Celebrity Orphan is now available in paperback from Amazon. Just click on the image below.
Bea Green and the Bee Queen will be read at storytime during the Bristol Bee Fair on Saturday 16th May 2015.
Go and join in with wildflower planting, open a beehive, seed bomb making, bee hotel building, beehive painting, children’s arts and crafts, tea and cakes. This is a FREE event, to celebrate the bee. Activities for all the family. Saturday May 16th, 10am – 4pm.
I’m very excited as the British Beekeepers’ Association (BBKA) have agreed to sell Bea Green and the Bee Queen from their online shop, The Pollen Basket. It should be available in a few days. They have also offered to review the book too. Click on the image below to visit their shop.
Today’s Thought for the day on BBC Radio 4 by Anne Atkins was all about the importance of caring for honeybees – you can listen to it again by clicking on the underlined link above, or read it here:
‘There was an old man of St. Bees,
Who was stung in the arm by a wasp,
When asked, “Does it hurt?”
He replied, “No, it doesn’t,
I’m so glad that it wasn’t a hornet.”
WS Gilbert’s words have never been more appropriate. The Asian hornet, over an inch long and lethal, is thought to have arrived into Europe in a consignment of china from China. Who says climate change doesn’t matter? This beast has already killed six people in France, and with April set to be the hottest in a century, unseasonably warm springs may tempt it here.
Then woe betide our honey bees. A single hornet, watching a hive, can eat fifty a day. With the hive entrance staked out, the bee has nowhere else to go.
There’s no such thing as a solitary bee, my beekeeping course taught, when we set up our hive – so productive in London that even our large, honey-loving family couldn’t eat it all. Honey bees, like humans, live in society or not at all. One cut off from her fellows will die. The colony is the creature. Without the Queen, all are lost: without her workers, so is she.
Like Saint Paul’s image of community as a body with many members, all need each other. Some are revered, some invisible, all necessary. If we were all eyes, how would we hear?

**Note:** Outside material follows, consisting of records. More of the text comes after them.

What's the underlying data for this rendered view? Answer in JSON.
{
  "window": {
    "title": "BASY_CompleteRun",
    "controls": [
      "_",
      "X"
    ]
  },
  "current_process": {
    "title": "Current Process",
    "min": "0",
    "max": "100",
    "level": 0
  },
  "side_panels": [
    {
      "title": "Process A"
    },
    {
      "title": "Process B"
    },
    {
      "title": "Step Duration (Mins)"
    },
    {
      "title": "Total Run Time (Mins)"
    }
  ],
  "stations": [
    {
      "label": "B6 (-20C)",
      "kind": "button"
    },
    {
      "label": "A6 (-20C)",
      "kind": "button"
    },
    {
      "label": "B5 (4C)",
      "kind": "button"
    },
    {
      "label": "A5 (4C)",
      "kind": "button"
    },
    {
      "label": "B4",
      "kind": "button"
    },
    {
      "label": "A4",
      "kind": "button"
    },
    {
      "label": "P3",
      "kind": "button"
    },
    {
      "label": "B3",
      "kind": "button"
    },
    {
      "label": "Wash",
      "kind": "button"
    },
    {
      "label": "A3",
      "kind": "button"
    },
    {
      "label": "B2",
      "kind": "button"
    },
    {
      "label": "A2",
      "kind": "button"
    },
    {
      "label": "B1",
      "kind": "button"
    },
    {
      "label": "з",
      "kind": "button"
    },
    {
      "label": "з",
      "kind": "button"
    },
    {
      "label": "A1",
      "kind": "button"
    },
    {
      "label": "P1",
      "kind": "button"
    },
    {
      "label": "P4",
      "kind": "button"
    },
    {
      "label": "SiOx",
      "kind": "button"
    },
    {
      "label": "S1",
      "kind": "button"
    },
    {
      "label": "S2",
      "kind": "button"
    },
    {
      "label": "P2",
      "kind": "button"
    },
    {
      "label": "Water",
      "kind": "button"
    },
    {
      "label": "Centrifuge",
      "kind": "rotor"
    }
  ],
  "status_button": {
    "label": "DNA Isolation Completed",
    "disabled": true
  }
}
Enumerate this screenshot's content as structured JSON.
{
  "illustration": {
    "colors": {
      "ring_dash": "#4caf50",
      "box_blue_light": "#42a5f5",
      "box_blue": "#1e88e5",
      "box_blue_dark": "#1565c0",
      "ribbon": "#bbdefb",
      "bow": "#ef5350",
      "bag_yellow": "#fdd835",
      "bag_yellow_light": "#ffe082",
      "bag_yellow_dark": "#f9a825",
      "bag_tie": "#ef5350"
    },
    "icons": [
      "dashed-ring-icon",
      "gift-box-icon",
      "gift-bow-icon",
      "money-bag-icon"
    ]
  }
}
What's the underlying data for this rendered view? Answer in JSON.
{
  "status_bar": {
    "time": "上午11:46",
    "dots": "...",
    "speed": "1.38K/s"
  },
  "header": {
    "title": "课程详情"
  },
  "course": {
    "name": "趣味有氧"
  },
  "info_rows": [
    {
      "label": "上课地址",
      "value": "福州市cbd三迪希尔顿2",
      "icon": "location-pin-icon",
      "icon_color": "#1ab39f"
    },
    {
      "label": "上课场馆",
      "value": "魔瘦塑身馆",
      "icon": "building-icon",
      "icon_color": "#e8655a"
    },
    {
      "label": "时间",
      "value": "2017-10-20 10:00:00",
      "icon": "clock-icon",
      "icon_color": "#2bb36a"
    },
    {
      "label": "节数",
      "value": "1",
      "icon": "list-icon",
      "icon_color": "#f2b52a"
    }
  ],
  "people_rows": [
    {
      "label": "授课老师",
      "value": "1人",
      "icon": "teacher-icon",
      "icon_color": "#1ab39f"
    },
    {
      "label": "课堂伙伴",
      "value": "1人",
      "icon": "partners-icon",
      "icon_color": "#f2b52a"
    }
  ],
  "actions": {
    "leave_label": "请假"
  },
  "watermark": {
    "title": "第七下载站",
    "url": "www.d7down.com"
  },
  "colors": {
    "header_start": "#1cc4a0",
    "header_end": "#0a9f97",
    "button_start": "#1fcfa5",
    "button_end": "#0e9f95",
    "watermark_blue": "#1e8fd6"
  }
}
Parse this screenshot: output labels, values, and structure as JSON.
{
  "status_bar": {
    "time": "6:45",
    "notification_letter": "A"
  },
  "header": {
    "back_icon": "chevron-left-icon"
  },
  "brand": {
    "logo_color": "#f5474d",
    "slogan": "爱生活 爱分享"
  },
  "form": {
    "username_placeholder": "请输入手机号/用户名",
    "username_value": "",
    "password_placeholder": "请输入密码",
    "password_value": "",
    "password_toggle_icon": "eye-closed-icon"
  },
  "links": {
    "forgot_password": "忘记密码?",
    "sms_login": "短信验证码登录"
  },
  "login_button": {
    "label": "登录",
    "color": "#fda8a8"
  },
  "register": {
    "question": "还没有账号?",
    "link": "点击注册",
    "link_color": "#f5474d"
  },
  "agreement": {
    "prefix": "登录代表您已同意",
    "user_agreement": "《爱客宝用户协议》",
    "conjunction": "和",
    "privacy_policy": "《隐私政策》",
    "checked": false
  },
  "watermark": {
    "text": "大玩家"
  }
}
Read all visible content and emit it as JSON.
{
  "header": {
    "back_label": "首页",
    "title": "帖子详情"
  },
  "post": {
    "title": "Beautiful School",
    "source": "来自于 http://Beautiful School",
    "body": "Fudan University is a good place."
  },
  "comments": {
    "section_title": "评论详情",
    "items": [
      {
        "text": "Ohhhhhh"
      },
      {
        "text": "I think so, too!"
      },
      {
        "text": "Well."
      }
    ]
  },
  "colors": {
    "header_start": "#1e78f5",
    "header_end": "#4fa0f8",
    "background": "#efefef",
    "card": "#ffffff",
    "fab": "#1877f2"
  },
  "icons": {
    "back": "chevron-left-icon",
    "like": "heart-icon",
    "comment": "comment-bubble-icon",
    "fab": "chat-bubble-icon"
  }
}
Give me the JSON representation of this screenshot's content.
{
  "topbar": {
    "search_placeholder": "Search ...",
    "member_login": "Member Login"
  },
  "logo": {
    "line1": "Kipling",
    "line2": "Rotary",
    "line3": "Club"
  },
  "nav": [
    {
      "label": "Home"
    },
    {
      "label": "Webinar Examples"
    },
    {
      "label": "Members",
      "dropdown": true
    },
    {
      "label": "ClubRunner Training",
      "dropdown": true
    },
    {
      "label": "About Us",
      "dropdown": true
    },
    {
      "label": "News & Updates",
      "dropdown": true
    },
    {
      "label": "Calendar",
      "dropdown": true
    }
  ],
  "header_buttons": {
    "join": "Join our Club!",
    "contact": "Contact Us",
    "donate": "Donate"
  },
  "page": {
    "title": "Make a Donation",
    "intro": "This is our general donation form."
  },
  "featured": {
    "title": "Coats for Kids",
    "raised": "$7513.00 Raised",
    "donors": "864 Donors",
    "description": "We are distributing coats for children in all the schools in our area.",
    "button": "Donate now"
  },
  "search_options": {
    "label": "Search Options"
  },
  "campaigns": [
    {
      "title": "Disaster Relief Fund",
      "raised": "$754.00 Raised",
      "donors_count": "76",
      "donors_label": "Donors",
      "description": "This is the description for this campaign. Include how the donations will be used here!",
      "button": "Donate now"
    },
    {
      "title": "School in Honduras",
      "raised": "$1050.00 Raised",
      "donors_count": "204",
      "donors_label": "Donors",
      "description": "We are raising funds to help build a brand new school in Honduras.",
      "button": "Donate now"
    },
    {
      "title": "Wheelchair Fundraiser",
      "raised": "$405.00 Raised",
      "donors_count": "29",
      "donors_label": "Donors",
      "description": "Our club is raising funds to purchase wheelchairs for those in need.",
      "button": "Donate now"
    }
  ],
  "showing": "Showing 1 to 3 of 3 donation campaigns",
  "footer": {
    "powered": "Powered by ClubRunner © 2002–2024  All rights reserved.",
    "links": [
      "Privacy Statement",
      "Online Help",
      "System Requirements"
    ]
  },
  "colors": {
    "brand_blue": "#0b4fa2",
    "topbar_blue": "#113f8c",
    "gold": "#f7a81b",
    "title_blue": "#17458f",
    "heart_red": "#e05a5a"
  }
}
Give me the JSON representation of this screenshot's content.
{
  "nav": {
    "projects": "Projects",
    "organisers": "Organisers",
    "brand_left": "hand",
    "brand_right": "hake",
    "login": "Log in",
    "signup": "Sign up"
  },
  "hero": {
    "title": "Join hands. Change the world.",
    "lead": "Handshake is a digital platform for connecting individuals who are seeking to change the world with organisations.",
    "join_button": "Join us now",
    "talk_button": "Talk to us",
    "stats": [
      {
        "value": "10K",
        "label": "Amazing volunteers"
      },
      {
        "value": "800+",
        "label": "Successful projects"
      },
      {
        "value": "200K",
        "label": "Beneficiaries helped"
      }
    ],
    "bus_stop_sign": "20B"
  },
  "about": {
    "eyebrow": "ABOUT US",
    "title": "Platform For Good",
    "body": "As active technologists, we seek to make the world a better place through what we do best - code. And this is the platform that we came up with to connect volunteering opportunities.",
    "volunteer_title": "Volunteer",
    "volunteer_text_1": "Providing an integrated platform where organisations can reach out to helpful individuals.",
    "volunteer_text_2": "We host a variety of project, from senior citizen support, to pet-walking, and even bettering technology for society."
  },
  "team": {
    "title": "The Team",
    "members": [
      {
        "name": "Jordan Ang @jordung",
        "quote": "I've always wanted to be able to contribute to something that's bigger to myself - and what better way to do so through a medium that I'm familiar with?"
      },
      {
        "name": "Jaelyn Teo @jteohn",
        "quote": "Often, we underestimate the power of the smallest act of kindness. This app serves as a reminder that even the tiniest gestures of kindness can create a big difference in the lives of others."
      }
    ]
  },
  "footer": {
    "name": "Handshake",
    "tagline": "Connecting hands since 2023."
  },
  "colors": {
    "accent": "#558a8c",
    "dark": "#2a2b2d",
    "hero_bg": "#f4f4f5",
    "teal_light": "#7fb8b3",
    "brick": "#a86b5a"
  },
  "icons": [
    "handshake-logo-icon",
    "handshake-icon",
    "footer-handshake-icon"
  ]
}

When we moved, my vet-trained daughter persuaded me into Natural Beekeeping: less intensive, less interventionist and far less work. Much happier bees too: important for me, so sensitive to stings my family called an ambulance when my lips went numb and my words jumbled. “Am I allergic?” I eventually managed to ask the doctor, though I tested negative long ago. “Not at all,” he said. The bee was doing her job. A sting is a weapon of war.
Like humans, bees can be foolish. A two-day raid and pitch-battle last summer left thousands of scattered bodies. Two colonies ravaged, over the theft of honey in a time of plenty.
The animal rights campaigner on the telly was consistent. Whenever humans interact with other species, we exploit. He’d even given away his pet dog. But, I asked him, what about the honey bee? Einstein is credited with predicting the death of mankind within four years of the bee’s demise. Without bees, your pizza would have no tomato, no olives, no mozzarella… only the boring wind-pollinated base.
Since the attack of Varroa mite in the 1990s, bees have been just as dependent on us. Wild bees are all but gone. Without beekeepers, all could die. Then woe betide the human race. They depend on us, as we depend on them.
Be fruitful, God said to humankind, and govern the world: tend every living creature within it.
In my bee loud glade I watch them come and go in the sun, working all day, resting all night, learning as the summer progresses not to go in our pool and drown.
We are to care for our world, and so I care for my bees. In return, my bees care for my garden and me.’ – Anne Atkins 23/04/2015
You can also read more about caring for honeybees in my new book Bea Green and the Bee Queen by clicking on the highlighted link.